Predicting the Lyme disease vector (Ixodes scapularis) from small mammals and the weather: A Bayesian approach


John R. Foster1; Shannon L. Ladeau2; Michael C. Dietze1

  1. Department of Earth and Environment, Boston University
  2. The Cary Institute of Ecosystem Studies

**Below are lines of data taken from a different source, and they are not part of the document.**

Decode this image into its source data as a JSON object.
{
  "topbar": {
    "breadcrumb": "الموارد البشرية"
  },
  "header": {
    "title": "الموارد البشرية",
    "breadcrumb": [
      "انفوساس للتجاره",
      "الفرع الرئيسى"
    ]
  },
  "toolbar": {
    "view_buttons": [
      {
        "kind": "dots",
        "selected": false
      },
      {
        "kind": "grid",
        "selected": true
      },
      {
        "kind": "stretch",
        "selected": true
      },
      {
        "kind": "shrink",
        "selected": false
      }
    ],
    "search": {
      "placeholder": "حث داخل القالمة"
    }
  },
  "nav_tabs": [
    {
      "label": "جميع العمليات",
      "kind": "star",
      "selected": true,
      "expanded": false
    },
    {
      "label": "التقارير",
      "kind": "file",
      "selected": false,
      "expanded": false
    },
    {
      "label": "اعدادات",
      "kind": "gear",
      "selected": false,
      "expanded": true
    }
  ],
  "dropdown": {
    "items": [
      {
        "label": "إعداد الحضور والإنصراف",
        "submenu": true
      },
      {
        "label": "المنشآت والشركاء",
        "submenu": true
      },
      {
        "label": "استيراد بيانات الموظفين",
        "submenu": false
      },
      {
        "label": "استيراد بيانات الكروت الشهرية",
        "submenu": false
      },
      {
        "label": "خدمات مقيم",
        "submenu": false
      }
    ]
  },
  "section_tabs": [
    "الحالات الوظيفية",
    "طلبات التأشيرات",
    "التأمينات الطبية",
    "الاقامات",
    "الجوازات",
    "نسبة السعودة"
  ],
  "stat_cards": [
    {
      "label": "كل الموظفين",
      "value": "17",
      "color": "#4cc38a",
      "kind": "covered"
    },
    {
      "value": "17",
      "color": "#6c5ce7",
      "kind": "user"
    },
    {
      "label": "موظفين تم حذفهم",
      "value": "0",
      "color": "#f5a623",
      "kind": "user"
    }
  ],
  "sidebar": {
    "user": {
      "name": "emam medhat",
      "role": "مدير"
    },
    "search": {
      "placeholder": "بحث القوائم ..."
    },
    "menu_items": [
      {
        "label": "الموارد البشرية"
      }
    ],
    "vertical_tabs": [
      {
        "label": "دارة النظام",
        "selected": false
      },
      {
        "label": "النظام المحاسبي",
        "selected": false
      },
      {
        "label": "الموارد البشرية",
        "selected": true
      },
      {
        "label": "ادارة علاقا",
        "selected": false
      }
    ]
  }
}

Lyme disease is the most prevalent tick-borne disease in the United States. The etiological agent, Borrelia burgdorferi, is transmitted between several mammalian reservoirs by ticks of the genus Ixodes. The most epidemiologically important host is the white-footed mouse (Peromyscus leucopus) as it’s an important blood meal host for larval Ixodes ticks, and the predominant reservoir for Borrelia. Furthermore, the white-footed mouse plays a critical role in both the survival and infection of nymphal Ixodes. Previous studies have shown that mouse population dynamics can help predict nymph abundance up to two years in advance. Here, we use Bayesian statistics to specifically compare tick population predictions among a suite of mouse population models, including a mouse only model, the minimum number of mice alive, and models including meteorological covariates, such as precipitation and temperature. Our models show that the tick-mouse dynamic is better predicted when meteorological variables, such as temperature and precipitation, are included as covariates. This was to be expected, as Ixodes development and fecundity are partially driven by both temperature and precipitation. The mouse only model, where we predicted ticks solely on the estimated mouse density, was prone to high degrees of error. The minimum number alive model performed about the same as the mouse only model. These results show that ticks, and therefore disease risk, can be accurately predicted from mice as long as meteorological variables are included as covariates. However, if this method were to be employed at other sites, density estimates should be used, as the absolute change in mice will differ across sites. Furthermore, the iterative nature of Bayesian statistics is ideal for estimating population density through time, because the current estimate of the population can be used to predict the future state. This work represents the first step towards forecasting near-term tick-borne disease risk.